◆ DIRECTIONS
Your answer should be every line with the word "JSON", copied from the data below.

◆ GIVEN ENTRIES
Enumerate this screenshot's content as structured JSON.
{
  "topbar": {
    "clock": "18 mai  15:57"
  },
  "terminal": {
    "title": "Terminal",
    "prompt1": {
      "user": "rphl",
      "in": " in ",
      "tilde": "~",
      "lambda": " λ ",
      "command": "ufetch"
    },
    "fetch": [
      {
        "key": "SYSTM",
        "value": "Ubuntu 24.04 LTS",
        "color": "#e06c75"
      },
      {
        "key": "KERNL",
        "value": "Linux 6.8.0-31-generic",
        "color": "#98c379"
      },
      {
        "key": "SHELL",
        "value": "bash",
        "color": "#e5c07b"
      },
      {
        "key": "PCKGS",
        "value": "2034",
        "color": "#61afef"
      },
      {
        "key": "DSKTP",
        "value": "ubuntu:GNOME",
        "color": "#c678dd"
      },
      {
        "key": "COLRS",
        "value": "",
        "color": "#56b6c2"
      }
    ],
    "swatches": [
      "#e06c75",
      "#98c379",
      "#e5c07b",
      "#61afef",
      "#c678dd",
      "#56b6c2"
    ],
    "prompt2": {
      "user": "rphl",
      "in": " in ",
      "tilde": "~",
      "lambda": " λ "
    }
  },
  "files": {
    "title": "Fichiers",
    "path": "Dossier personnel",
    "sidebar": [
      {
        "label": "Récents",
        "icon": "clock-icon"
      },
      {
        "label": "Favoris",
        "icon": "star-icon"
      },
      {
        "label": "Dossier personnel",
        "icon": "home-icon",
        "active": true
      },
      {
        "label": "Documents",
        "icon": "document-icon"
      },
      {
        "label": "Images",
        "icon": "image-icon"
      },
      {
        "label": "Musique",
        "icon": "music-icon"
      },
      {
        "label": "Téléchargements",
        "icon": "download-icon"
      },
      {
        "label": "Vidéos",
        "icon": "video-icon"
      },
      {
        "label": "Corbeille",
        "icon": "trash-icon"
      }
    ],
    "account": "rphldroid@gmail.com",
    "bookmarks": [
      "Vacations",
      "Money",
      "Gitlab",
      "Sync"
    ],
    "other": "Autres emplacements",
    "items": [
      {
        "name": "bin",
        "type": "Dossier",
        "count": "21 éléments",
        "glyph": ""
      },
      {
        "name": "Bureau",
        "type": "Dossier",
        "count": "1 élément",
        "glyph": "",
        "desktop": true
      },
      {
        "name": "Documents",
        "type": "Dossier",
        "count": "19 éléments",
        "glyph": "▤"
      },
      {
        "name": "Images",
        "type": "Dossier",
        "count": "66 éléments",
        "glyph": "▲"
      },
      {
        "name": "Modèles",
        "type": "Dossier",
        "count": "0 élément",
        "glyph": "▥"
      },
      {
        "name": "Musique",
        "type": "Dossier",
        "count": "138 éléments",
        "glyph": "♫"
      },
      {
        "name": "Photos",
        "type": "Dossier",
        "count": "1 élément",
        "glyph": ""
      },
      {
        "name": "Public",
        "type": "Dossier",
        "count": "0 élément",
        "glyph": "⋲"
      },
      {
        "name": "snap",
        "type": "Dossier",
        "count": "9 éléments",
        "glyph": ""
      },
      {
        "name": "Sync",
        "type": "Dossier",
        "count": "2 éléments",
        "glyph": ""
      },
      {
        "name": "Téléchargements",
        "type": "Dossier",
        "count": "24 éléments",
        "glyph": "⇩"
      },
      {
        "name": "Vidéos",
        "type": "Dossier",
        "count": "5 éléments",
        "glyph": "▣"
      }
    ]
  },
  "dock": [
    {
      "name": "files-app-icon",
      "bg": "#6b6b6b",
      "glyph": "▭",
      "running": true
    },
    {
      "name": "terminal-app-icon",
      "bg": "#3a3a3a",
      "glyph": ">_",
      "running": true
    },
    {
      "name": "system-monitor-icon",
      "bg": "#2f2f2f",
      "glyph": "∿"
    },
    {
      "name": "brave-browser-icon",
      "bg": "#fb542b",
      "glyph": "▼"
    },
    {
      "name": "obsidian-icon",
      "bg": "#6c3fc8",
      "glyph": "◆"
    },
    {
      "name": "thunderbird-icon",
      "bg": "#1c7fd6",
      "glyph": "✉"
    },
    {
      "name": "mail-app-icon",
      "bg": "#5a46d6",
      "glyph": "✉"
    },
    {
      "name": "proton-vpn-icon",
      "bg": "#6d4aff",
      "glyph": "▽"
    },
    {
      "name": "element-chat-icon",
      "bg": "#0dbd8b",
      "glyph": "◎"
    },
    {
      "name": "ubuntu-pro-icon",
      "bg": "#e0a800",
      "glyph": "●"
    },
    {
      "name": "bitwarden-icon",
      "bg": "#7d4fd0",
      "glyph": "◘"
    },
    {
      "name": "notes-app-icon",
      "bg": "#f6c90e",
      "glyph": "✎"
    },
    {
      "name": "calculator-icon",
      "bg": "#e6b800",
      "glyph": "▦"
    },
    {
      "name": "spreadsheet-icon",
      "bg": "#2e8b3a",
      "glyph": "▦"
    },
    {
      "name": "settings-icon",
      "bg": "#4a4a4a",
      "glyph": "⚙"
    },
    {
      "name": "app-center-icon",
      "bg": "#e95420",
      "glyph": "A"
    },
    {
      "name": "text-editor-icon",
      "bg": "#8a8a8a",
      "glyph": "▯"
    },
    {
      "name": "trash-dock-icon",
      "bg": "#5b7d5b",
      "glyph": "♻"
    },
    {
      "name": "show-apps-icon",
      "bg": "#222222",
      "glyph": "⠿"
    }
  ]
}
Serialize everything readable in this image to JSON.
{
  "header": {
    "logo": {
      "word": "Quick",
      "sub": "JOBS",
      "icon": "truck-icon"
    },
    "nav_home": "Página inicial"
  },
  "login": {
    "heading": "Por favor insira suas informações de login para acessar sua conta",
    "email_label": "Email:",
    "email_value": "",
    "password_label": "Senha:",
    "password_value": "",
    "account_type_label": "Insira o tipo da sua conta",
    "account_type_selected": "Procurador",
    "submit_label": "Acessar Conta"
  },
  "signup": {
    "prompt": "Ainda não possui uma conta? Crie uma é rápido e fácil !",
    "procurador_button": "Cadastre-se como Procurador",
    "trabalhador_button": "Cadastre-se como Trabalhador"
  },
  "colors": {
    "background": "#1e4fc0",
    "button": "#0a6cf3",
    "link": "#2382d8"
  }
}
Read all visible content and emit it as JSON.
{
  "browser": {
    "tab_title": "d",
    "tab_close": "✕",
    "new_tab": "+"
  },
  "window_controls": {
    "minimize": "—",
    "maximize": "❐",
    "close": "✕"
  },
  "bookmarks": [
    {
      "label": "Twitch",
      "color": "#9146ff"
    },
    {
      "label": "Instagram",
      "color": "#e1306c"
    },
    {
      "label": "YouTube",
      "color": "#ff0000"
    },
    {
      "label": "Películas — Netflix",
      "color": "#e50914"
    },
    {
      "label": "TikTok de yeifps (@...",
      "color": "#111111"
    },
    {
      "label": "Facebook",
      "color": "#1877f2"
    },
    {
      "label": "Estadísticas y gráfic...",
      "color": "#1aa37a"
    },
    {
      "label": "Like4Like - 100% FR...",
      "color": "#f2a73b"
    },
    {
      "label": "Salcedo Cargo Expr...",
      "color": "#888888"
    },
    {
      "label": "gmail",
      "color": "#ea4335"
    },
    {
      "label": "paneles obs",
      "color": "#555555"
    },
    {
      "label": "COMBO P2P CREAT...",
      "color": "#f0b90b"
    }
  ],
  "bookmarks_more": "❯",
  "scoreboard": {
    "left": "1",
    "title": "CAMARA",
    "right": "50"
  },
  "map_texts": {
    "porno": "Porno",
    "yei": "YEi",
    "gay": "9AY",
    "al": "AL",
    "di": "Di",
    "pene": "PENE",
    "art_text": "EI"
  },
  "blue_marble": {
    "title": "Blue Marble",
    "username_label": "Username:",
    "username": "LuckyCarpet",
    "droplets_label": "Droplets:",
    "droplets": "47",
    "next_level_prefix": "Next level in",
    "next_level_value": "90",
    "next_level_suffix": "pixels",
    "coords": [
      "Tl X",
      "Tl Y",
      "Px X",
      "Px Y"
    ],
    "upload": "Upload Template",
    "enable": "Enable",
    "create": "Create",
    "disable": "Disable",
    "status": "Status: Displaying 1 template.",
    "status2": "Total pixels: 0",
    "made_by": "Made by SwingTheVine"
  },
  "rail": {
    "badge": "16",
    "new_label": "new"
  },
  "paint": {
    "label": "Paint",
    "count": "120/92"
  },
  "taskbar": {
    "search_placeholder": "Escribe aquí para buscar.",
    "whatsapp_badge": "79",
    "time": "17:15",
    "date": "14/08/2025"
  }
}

◆ OUTPUT OF THE EXERCISE
Enumerate this screenshot's content as structured JSON.
Serialize everything readable in this image to JSON.
Read all visible content and emit it as JSON.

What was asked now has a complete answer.